derstanding of it. A simple illustration of this will prepare the way for more involved illustrations.

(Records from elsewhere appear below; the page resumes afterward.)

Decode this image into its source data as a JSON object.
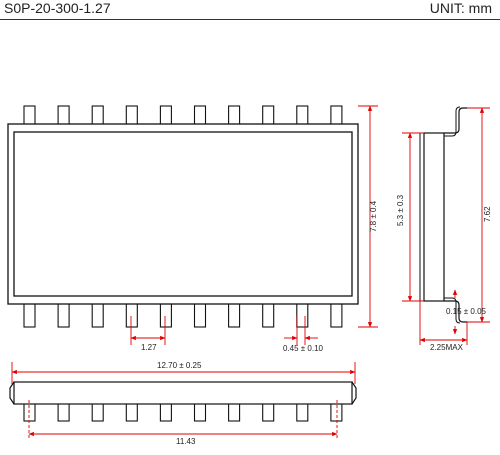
{
  "header": {
    "package_name": "S0P-20-300-1.27",
    "unit_label": "UNIT: mm"
  },
  "dimensions": {
    "pitch": "1.27",
    "lead_width": "0.45 ± 0.10",
    "body_length": "12.70 ± 0.25",
    "lead_span_bottom": "11.43",
    "overall_width": "7.8 ± 0.4",
    "body_width": "5.3 ± 0.3",
    "lead_length": "7.62",
    "lead_thickness": "0.15 ± 0.05",
    "max_height": "2.25MAX"
  },
  "colors": {
    "outline": "#111111",
    "dimension": "#e00000"
  },
  "top_view": {
    "pins_per_side": 10
  },
  "bottom_view": {
    "pins": 10
  }
}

A few months ago, the Times gave us an account of the last achievement in automatic printing—the "Walter Press," by which its own immense edition is thrown off in a few hours every morning. Suppose a reader of the description, adequately familiar with mechanical details, follows what he reads step by step with full comprehension perhaps making his ideas more definite by going to see the apparatus at work and questioning the attendants? Now he goes away considering he understands all about it. Possibly, under its aspect as a feat in mechanical engineering, he does so. Possibly also, under its biographical aspect, as implying in Mr. Walter and those who cooperated with him certain traits, moral and intellectual, he does so. But under its sociological aspect he has no notion of its meaning, and does not even suspect that it has a sociological aspect. Yet, if he begins to look into the genesis of the thing, he will find that he is but on the threshold of the full explanation. On asking not what is its proximate but what is its remote origin, he finds, in the first place, that this automatic printing-machine is lineally descended from other automatic printing-machines, which have undergone successive developments—each presupposing others that went before: without cylinder printing-machines long previously used and improved, there would have been no "Walter Press." He inquires a step further, and discovers that this last improvement became possible only by the help of papier-mâché stereotyping, which, first employed for making flat plates, afforded the possibility of making cylindrical plates. And tracing this back, he finds that plaster-of-paris stereotyping came before it, and that there was another process before that. Again he learns that this highest form of automatic printing, like the many less-developed forms preceding it, depended for its practicability on the introduction of rollers for distributing ink, instead of the hand-implements used by "printer's devils" fifty years ago—which rollers, again, could never have been made fit for their present purposes, without the discovery of that curious elastic compound out of which they are cast. And then, on tracing the more remote antecedents, he finds an ancestry of hand printing-presses, which, through generations, had been successively improved. Now, perhaps, he thinks he understands the apparatus, considered as a sociological fact. Far from it. Its multitudinous parts, which will work together only when highly finished and exactly adjusted, came from machine-shops, where there are varieties of complicated, highly-finished engines for turning cylinders, cutting out wheels, planing bars, and so forth; and on the preexistence of these the existence of this printing-machine depended. If he inquires into the history of these complex automatic tools, he finds they have severally been, in the slow course of mechanical progress, brought to their present perfection by the help of